Monday’s Photography Inspiration – George Rodger

George Rodger was a British photojournalist noted for his work in Africa and for taking photographs of the death camps at Bergen-Belsen at the end of the Second World War. He was born in Hale, Cheshire in 1908 and spent his childhood in Cheshire and in Scotland. He attended St. Bee’s College, Cumbria but left…

Monday’s Photography Inspiration – Jean Dieuzaide

“My inward joy is to look at the interplays of light and photograh them… Without light, nothing exists, and there is no more liberty.” – Jean Dieuzaide Jean Dieuzaide was a French photographer who was born in n Grenade, Haute-Garonne in 1921. At 13, he was given a cardboard Coronet 6 x 9 camera. He attended…

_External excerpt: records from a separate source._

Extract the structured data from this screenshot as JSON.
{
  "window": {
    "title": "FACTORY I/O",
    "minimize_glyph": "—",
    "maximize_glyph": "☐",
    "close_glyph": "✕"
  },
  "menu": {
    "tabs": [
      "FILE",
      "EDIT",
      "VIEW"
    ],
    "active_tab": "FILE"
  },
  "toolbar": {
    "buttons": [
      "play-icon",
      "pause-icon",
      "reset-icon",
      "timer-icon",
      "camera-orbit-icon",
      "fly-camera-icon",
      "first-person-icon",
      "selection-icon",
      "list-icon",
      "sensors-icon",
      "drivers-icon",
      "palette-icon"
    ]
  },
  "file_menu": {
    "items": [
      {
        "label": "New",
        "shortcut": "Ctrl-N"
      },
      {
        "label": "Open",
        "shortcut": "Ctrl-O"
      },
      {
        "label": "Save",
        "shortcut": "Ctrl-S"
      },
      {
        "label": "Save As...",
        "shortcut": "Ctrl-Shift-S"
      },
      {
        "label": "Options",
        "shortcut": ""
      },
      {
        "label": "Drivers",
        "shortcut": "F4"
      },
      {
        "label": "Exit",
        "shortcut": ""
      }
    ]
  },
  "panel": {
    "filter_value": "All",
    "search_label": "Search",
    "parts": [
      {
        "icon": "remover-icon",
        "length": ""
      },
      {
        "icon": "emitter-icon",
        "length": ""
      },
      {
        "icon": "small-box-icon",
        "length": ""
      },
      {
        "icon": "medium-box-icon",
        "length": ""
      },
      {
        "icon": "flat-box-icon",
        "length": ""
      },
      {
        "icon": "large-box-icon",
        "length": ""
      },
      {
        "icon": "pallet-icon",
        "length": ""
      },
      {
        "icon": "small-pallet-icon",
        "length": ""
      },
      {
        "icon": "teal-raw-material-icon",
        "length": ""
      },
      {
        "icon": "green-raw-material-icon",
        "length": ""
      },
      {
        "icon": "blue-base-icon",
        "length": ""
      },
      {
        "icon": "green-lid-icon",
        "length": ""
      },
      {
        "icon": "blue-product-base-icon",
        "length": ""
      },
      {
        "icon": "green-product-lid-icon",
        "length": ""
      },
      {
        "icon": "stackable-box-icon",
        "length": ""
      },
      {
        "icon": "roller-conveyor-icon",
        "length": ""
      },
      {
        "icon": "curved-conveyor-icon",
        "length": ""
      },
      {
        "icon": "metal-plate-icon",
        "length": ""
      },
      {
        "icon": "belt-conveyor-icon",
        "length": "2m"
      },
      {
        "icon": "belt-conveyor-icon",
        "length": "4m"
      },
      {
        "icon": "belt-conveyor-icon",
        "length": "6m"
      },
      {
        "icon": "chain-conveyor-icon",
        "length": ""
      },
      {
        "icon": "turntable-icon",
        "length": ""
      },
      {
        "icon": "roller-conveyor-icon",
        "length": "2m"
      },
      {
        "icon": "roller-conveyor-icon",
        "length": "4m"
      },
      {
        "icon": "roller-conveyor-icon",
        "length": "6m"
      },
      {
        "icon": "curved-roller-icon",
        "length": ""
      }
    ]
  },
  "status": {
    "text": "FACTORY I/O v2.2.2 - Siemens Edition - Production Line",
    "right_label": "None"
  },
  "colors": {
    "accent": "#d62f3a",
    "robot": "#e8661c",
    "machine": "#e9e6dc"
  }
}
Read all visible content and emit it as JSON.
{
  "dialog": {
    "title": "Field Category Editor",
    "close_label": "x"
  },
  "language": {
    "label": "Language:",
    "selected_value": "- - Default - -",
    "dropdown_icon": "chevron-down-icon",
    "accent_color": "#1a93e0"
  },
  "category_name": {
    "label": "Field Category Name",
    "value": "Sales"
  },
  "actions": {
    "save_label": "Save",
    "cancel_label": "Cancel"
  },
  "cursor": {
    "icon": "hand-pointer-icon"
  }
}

Monday’s Photography Inspiration – Martine Frank

“I feel concerned at what is happening in the world, and involved in what surrounds me. I do not wish merely to “document”, I want to know why a certain thing bothers me or attracts me, and how a situation can affect the person involved,” – Martine Franck  Martine Frank was a British-Belgian documentary photographer…

Monday’s Photography Inspiration – Antoine Claudet

Antoine Claudet Born in La Croix-Rousse, France in 1798. Early in his career Claudet headed a glass factory at Choisy-le-Roi, Paris, together with Georges Bontemps. He then moved to England in 1827 to promote the factory with a shop in High Holborn, London. In 1839, his attention was caught by the excitement over the daguerreotype and, in the midst of legal wrangling over…

Monday’s Photography Inspiration – Roman Vishniac

“I was living in Germany in the thirties, and I knew that Hitler had made it his mission to exterminate all Jews, especially the children and the women who could bear children in the future. I was unable to save my people, only their memory.” – Roman Vishniac Roman Vishniac  was one of the foremost…

Looking up for a view

When it comes to architecture, looking up is inevitable. Especially in a place like London with all of its skyscrapers. Sooner or later, you end up pointing your camera towards the sky. Some architectural elements can also only reveal their full effect when viewed from below. This particular view demonstrates how powerful this perspective is…

Monday’s Photography Inspiration – Leigh Wiener

“Photographing people is unquestionably the most difficult form of still photography there is. It’s the only area of still photography where the photographer must be a very keen student of psychology. A portrait is not a duplication of a face. A portrait is the revelation of a person. You want to tell something about the…

Monday’s Photography Inspiration – Helen Levitt

“I never had a project. I would go out and shoot, follow my eyes – what they noticed, I tried to capture with my camera, for others to see.” Helen Levitt Helen Levitt was an American photographer born on August 31st, 1913. She was born in Levitt was born in Bensonhurst, Brooklyn, New York and was considered to…

Monday’s Photography Inspiration – Lewis Hine

“Photography can light-up darkness and expose ignorance” – Lewis Hine Lewis Hine was an American Photographer born September 26, 1874, Oshkosh, Wisconsin, U.S. He used his art to bring social ills to public attention. After his father was killed in an accident, Hine began working and saved his money for a college education. He studied sociology at…